How can the United States' moral standing have plummeted as a direct result of a foreign policy designed to create more U.S.-friendly democracies in the world? Glenn Greenwald, former constitutional lawyer and author of A Tragic Legacy: How a Good vs. Evil Mentality Destroyed the Bush Presidency, said at the Cato Institute earlier today that the belief that We are Good and They are Evil is the fundamental philosophy of the Bush administration as well as the cause of that seeming paradox.

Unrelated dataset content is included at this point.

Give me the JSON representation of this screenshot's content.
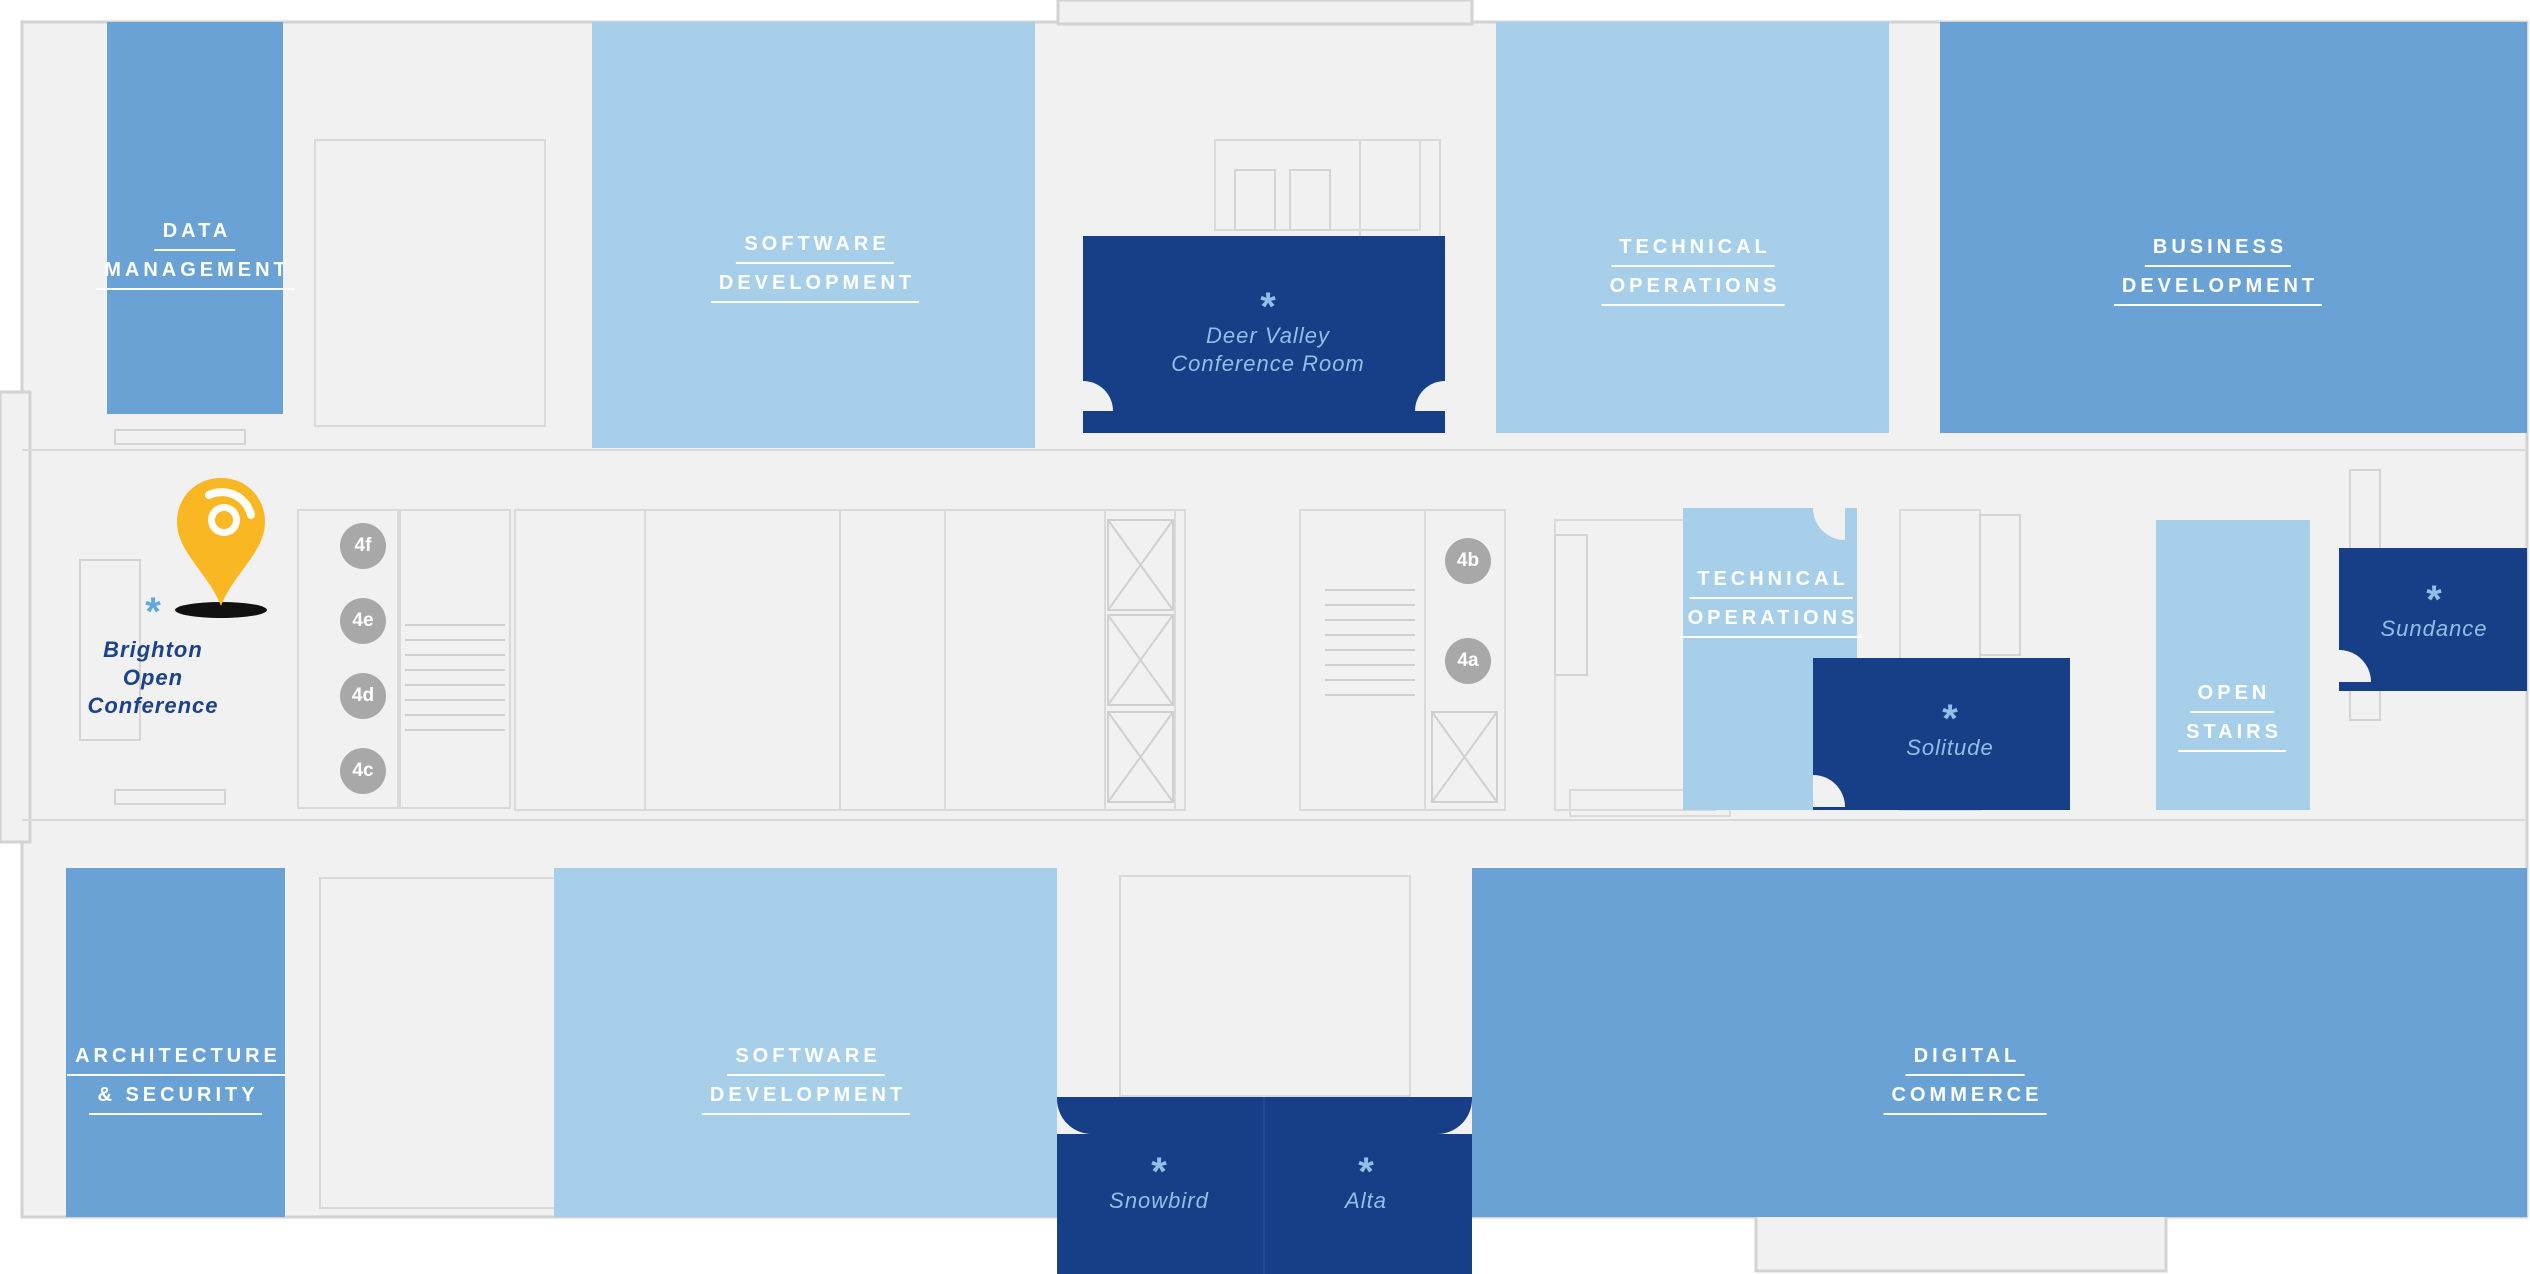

Greenwald, speaking before a packed basement auditorium, discussed what he saw as the dangers of this philosophy: (1) Once you believe in it, there is no limit on the means or the weapons you can amass, because there is no more important cause than "fighting evil"; and (2) the philosophy promotes absolute faith in leaders, because those on the side of good would never do something "evil" such as abusing power. Oversight and skepticism become part of the evil because they question the good.
In one of the more interesting moments of the talk, Greenwald praised one of his ideological opposites, law professor and occasional Legal Times contributor John Yoo for what he saw as an "intellectually honest" position in favor of the unlimited power of the executive. Greenwald cited a conversation in which Yoo had been asked if it would be legal for the president, if he believed it to be in the national security interest, to authorize torture by crushing the testicles of young boys. Yoo had answered that it would be.
Naturally, when Baker & Hostetler partner Lee Casey took the podium to offer an opposing viewpoint, he felt it necessary to first give a disclaimer: "I have no desire to crush the testicles of children," he said.